#### TASK TO CARRY OUT:
Extract every line of the material below and reproduce it faithfully.

#### RECORDS:
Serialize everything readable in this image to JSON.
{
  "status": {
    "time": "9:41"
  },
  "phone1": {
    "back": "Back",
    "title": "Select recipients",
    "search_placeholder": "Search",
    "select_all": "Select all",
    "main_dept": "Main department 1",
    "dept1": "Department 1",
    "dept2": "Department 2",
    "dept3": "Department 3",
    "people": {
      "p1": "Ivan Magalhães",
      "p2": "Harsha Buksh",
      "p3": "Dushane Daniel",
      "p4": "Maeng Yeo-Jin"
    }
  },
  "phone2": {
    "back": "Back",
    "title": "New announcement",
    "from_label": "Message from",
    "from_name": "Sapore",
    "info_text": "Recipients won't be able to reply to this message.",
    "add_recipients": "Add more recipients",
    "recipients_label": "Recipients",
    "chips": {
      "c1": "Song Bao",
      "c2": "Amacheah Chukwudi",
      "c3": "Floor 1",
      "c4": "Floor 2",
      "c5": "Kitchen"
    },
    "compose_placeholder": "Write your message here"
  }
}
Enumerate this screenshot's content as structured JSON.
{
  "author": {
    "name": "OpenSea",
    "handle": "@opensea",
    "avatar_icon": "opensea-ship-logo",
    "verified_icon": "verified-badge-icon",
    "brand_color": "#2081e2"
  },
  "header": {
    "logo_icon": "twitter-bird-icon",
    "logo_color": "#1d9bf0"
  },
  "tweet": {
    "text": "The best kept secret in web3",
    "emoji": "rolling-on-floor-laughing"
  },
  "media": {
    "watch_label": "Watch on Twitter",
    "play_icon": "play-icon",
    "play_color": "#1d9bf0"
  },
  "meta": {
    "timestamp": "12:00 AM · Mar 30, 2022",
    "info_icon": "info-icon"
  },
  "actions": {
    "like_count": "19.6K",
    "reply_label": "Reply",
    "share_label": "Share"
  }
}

#### SOLVED PROBLEM:
Serialize everything readable in this image to JSON.
{
  "status": {
    "time": "9:41"
  },
  "phone1": {
    "back": "Back",
    "title": "Select recipients",
    "search_placeholder": "Search",
    "select_all": "Select all",
    "main_dept": "Main department 1",
    "dept1": "Department 1",
    "dept2": "Department 2",
    "dept3": "Department 3",
    "people": {
      "p1": "Ivan Magalhães",
      "p2": "Harsha Buksh",
      "p3": "Dushane Daniel",
      "p4": "Maeng Yeo-Jin"
    }
  },
  "phone2": {
    "back": "Back",
    "title": "New announcement",
    "from_label": "Message from",
    "from_name": "Sapore",
    "info_text": "Recipients won't be able to reply to this message.",
    "add_recipients": "Add more recipients",
    "recipients_label": "Recipients",
    "chips": {
      "c1": "Song Bao",
      "c2": "Amacheah Chukwudi",
      "c3": "Floor 1",
      "c4": "Floor 2",
      "c5": "Kitchen"
    },
    "compose_placeholder": "Write your message here"
  }
}
Enumerate this screenshot's content as structured JSON.
{
  "author": {
    "name": "OpenSea",
    "handle": "@opensea",
    "avatar_icon": "opensea-ship-logo",
    "verified_icon": "verified-badge-icon",
    "brand_color": "#2081e2"
  },
  "header": {
    "logo_icon": "twitter-bird-icon",
    "logo_color": "#1d9bf0"
  },
  "tweet": {
    "text": "The best kept secret in web3",
    "emoji": "rolling-on-floor-laughing"
  },
  "media": {
    "watch_label": "Watch on Twitter",
    "play_icon": "play-icon",
    "play_color": "#1d9bf0"
  },
  "meta": {
    "timestamp": "12:00 AM · Mar 30, 2022",
    "info_icon": "info-icon"
  },
  "actions": {
    "like_count": "19.6K",
    "reply_label": "Reply",
    "share_label": "Share"
  }
}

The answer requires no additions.